“I began writing about power because I had so little.”
“Others appear to exist.”
One of my annotated copies calls Frankenstein a cautionary tale; another states that “All storytelling is autobiography,” and that “The true north of life is death.” But I don’t mention this on the first day of class. Instead, I start by the myth of a villa by Lake Geneva, of a sun-less summer, a mad poet and a famously un-famous doctor. Vampyres, eternal seductions, and monsters.
Then I can circle back, I can say that Mary’s mother died 11 days after giving birth to her, and that Mary began writing Frankenstein at the age of 18, after the death of her own child. I tell them about her diary, reading out words on slide as if they were my own. “Nurse the baby,” it says, “read.” Again, “Nurse the baby,” and, “read.” Again and again, until the death of a child she did not name. Until, finally, a different entry, “Find my baby dead.”
There is a reason to start here. Before the start.
And it is not the rather stupid arguments about which gender initiated the genre, or which has dominated it since, or to whom it belongs more earnestly.
Because speculative writing, now and forever, belongs to dreamers, there is no argument. Because some have a greater need to dream than others, and so that’s what they do. Because imagination is required to recognize the other as another just like us. Because when we think, that we exist is not the only thing that should be obvious, but that in thinking that others also think we allowed them to exist. As people, as living, dreaming, thinking beings. And because this recognition was for so much of history speculative for women, and somehow it remains so for so many other others dreaming still—like Shelley’s Monster, like Butler’s creatures, like LeGuin’s aliens—of the recognition of their humanity.
The primary purpose of this class is to explore the relationship between women writers and the speculative genre. We will read widely, investigate the origins of the western speculative tradition, consider its influence on the contemporary literary world, and contemplate the immense creative potential of this lesser studied subgenre.
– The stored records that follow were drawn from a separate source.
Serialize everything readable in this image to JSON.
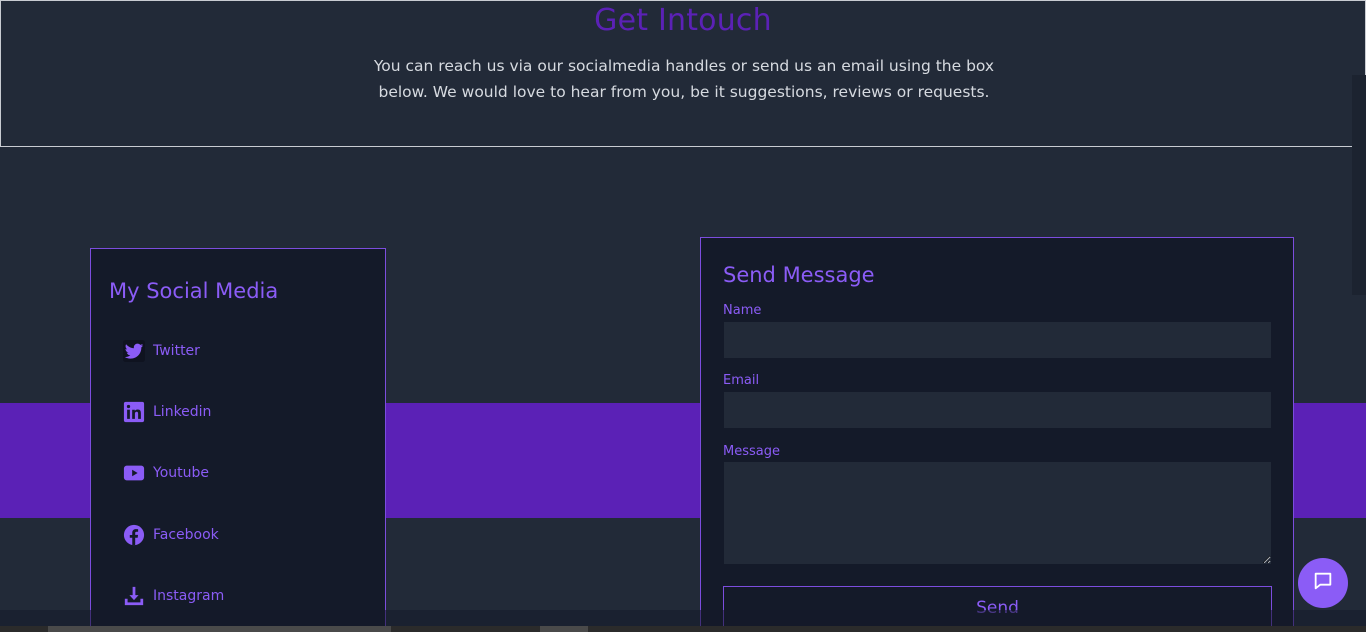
{
  "header": {
    "title": "Get Intouch",
    "description": "You can reach us via our socialmedia handles or send us an email using the box below. We would love to hear from you, be it suggestions, reviews or requests."
  },
  "social": {
    "title": "My Social Media",
    "items": [
      {
        "label": "Twitter",
        "icon": "twitter-icon"
      },
      {
        "label": "Linkedin",
        "icon": "linkedin-icon"
      },
      {
        "label": "Youtube",
        "icon": "youtube-icon"
      },
      {
        "label": "Facebook",
        "icon": "facebook-icon"
      },
      {
        "label": "Instagram",
        "icon": "download-icon"
      }
    ]
  },
  "form": {
    "title": "Send Message",
    "name_label": "Name",
    "name_value": "",
    "email_label": "Email",
    "email_value": "",
    "message_label": "Message",
    "message_value": "",
    "send_label": "Send"
  },
  "chat": {
    "icon": "chat-bubble-icon"
  },
  "colors": {
    "background": "#222a38",
    "card": "#141a29",
    "accent": "#8b5cf6",
    "band": "#5b21b6"
  }
}
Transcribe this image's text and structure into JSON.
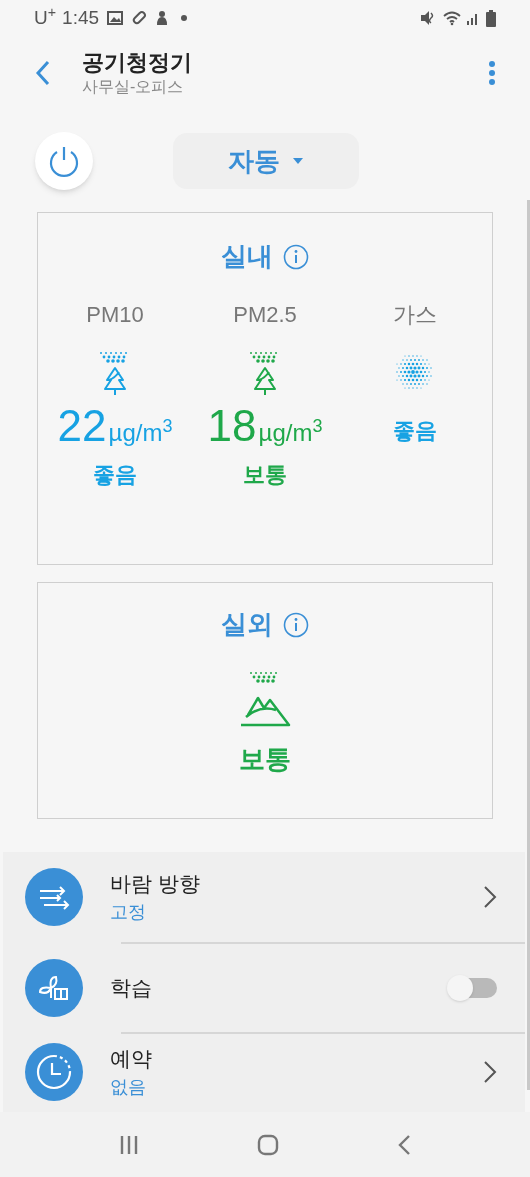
{
  "status_bar": {
    "carrier": "U$^{+}$",
    "time": "1:45"
  },
  "header": {
    "title": "공기청정기",
    "subtitle": "사무실-오피스"
  },
  "mode": {
    "label": "자동"
  },
  "indoor": {
    "title": "실내",
    "metrics": [
      {
        "kind": "particle",
        "name": "PM10",
        "value": "22",
        "unit": "µg/m$^{3}$",
        "status": "좋음",
        "color": "#17a2e3"
      },
      {
        "kind": "particle",
        "name": "PM2.5",
        "value": "18",
        "unit": "µg/m$^{3}$",
        "status": "보통",
        "color": "#1fa84a"
      },
      {
        "kind": "gas",
        "name": "가스",
        "status": "좋음",
        "color": "#17a2e3"
      }
    ]
  },
  "outdoor": {
    "title": "실외",
    "status": "보통",
    "color": "#1fa84a"
  },
  "settings": [
    {
      "kind": "link",
      "label": "바람 방향",
      "value": "고정"
    },
    {
      "kind": "toggle",
      "label": "학습",
      "on": false
    },
    {
      "kind": "link",
      "label": "예약",
      "value": "없음"
    }
  ]
}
The secondary purpose of this class is to dabble in speculation, appreciation, and irritation. Few works in western literature have been adapted so widely, successfully, and across so many different types of media as Mary Shelley’s 1818 masterpiece. It was, however, calculatedly published initially as an anonymous novel, in order to attract a male (i.e. “literary”) readership. Even after the 1822 reprint which named Mary Shelley as the work’s author, it was still widely believed that this had been a generous gesture by her husband, Percy. Hardly a vindication on the rights of any woman, let alone Mary Wollstonecraft’s daughter.
Here we will ask not only, “Why are readers drawn to the speculative genre?” but also “Why have so many women found refuge in it?”
From Margaret Cavendish to Carmen Maria Machado, from Mary Shelley to Octavia Butler, this course will be a brief introduction to the many genre permutations of the speculative tradition, and the extraordinary women who have dug the trenches and manned the towers for so long.
Margaret Cavendish, The Blazing World • Mary Shelley, Frankenstein • Ursula K. Le Guin, The Left Hand of Darkness • Octavia Butler, Bloodchild • adrienne maree brown and Walidah Imarisha (eds.), Octavia’s Brood: Science Fiction Stories from Social Justice Movements • Carmen Maria Machado, Her Body and Other Parties • N. K. Jemisin, How Long ’Til Black Future Month? • Kelly Sue DeConnick, Bitch Planet • August Derleth (ed.), Dark of the Moon: Poems of Fantasy and the Macabre